So Saturday brought my first outing to alt.fiction in Leicester and the word of the day did appear to be ‘zombies’. In fact I think it made an appearance in every panel I attended that day, bar one. My favourite occurrence was Adrian Tchaikovsky’s “I’m so bored of zombies”.
That actually cropped up in a rather cosy panel entitled ‘Not another F*cking Elf’ in which Tchaikovsky discussed the perceptions of fantasy and the movement away from Tolkien-esque worlds and assumptions along with Jenni Hill, Paul Cornell and Emma Newman.
This was a really interesting panel focusing on the tropes of fantasy and how the genre has changed over the last 20-30 years, initially with many writers emulating Tolkien’s work and making characters such as dwarfs and elves a genre staple, and then the reaction against that, bringing in new sets of secondary world characters without an elf in sight.
The general consensus was that great fantasy is great not because of the particular character types and races it uses, but because the emotional content is sound and the reader can relate to it.
I see fantasy very much as a way to explore human characteristics and behaviours in an environment in which the normal rules of engagement can be altered, enhanced or abandoned in favour of exploring the fundamental human instincts that exist within us. Zombies were discussed in the context of being the stock baddie that we can mindlessly and guiltlessly slay in our fiction, although the discussion did illustrate that we are moving away from being uncaring killers to genuinely seeking redemption for our actions; we now seem to be acknowledging that primal need to kill but are less reluctant to go through with it without it having a larger cost of that action as the genre develops.
Following that panel was ‘Dragon’s Pen’, a Dragon’s Den style panel with some very game authors showing us how not to pitch to agents and publishers. It was thoroughly enjoyable; a very entertaining way to deliver information on an important step in a writer’s life.
It included some great tips from John Jarrold and Jenni Hill in particular, who reminded us not to rely on the endorsement that your mum/dad/brother/sister loved your book, to follow submission guidelines, to remember that agents/editors are there to help you and to work with you, to not be unwilling to make alterations to your book (it is not perfect as it is), and not to treat agents and publishers as customers – they want to know the ending to the book, they do not want a cliff-hanger in the pitch.
I wrapped up the day with the comics panel, which started with pre-panel shadow puppets from Paul Cornell and Emma Vieceli. Selina Lock, Jay Eales and Mark Chadbourn joined them for a great discussion of comics including which ones they would save from Galactus, the ones that got away, recommendations for comic newcomers, entry to comic careers for writers and artists, and perhaps more enlighteningly the various ways the panellists first discovered comics. It seems Mark Chadbourn was left his by a psychopathic shotgun wielding relative.

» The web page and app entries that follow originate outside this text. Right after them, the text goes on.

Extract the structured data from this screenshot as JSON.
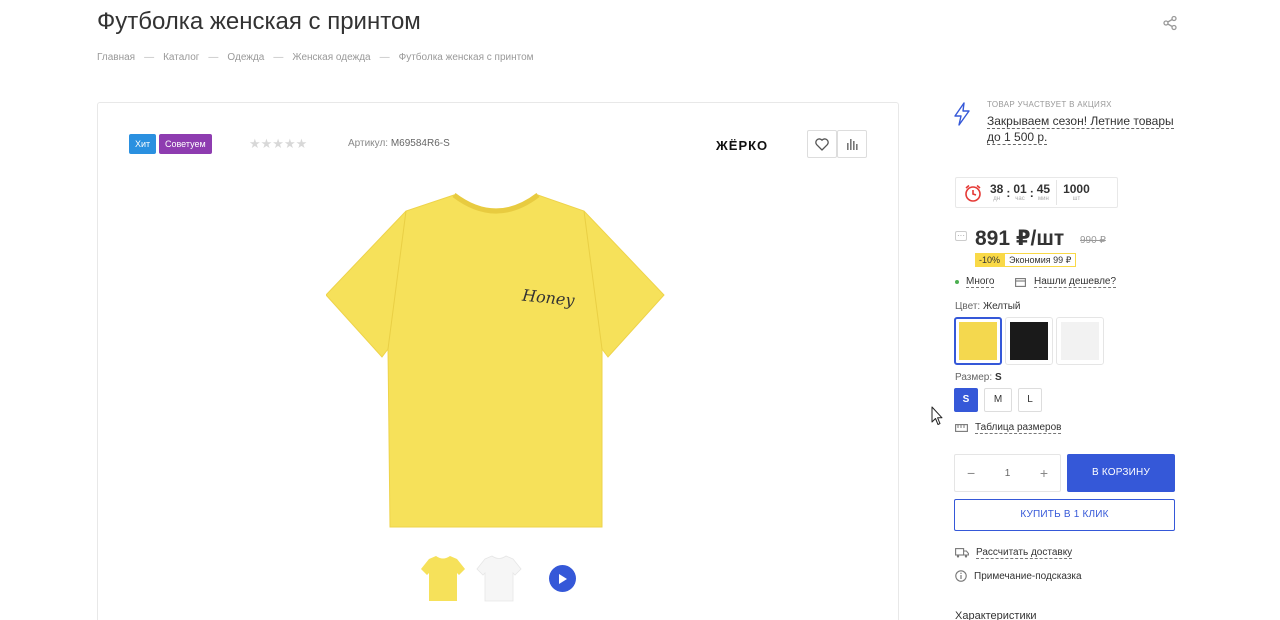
{
  "product": {
    "title": "Футболка женская с принтом",
    "badge_hit": "Хит",
    "badge_recommend": "Советуем",
    "rating_stars": "★★★★★",
    "article_label": "Артикул:",
    "article_value": "M69584R6-S",
    "brand": "ЖЁРКО"
  },
  "breadcrumb": [
    "Главная",
    "Каталог",
    "Одежда",
    "Женская одежда",
    "Футболка женская с принтом"
  ],
  "breadcrumb_separator": "—",
  "tshirt_print_text": "Honey",
  "promo": {
    "label": "Товар участвует в акциях",
    "text": "Закрываем сезон! Летние товары до 1 500 р."
  },
  "timer": {
    "days": "38",
    "days_unit": "дн",
    "hours": "01",
    "hours_unit": "час",
    "minutes": "45",
    "minutes_unit": "мин",
    "qty": "1000",
    "qty_unit": "шт"
  },
  "price": {
    "current": "891 ₽/шт",
    "old": "990 ₽",
    "discount": "-10%",
    "economy": "Экономия 99 ₽"
  },
  "availability": {
    "stock": "Много",
    "cheaper": "Нашли дешевле?"
  },
  "color": {
    "label": "Цвет:",
    "value": "Желтый",
    "swatches": [
      "#f4d84e",
      "#1a1a1a",
      "#f2f2f2"
    ]
  },
  "size": {
    "label": "Размер:",
    "value": "S",
    "options": [
      "S",
      "M",
      "L"
    ],
    "table_link": "Таблица размеров"
  },
  "cart": {
    "quantity": "1",
    "minus": "−",
    "plus": "+",
    "add_label": "В КОРЗИНУ",
    "one_click_label": "КУПИТЬ В 1 КЛИК"
  },
  "info": {
    "delivery": "Рассчитать доставку",
    "hint": "Примечание-подсказка",
    "characteristics": "Характеристики"
  },
  "colors": {
    "accent": "#3558d8",
    "tshirt": "#f6e15a"
  }
}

So to sum up the day, we were mostly bored with zombies, the word ‘meta’ was also caught sneaking out in various guises, there were lots of laughs, some revelations that may have been better kept quiet, lots of great advice, but most of all inspiration – it is such a buzz listening to people talk about subjects they are so obviously passionate about. Well worth attending. Day 1 was a success. Day 2 blog coming soon.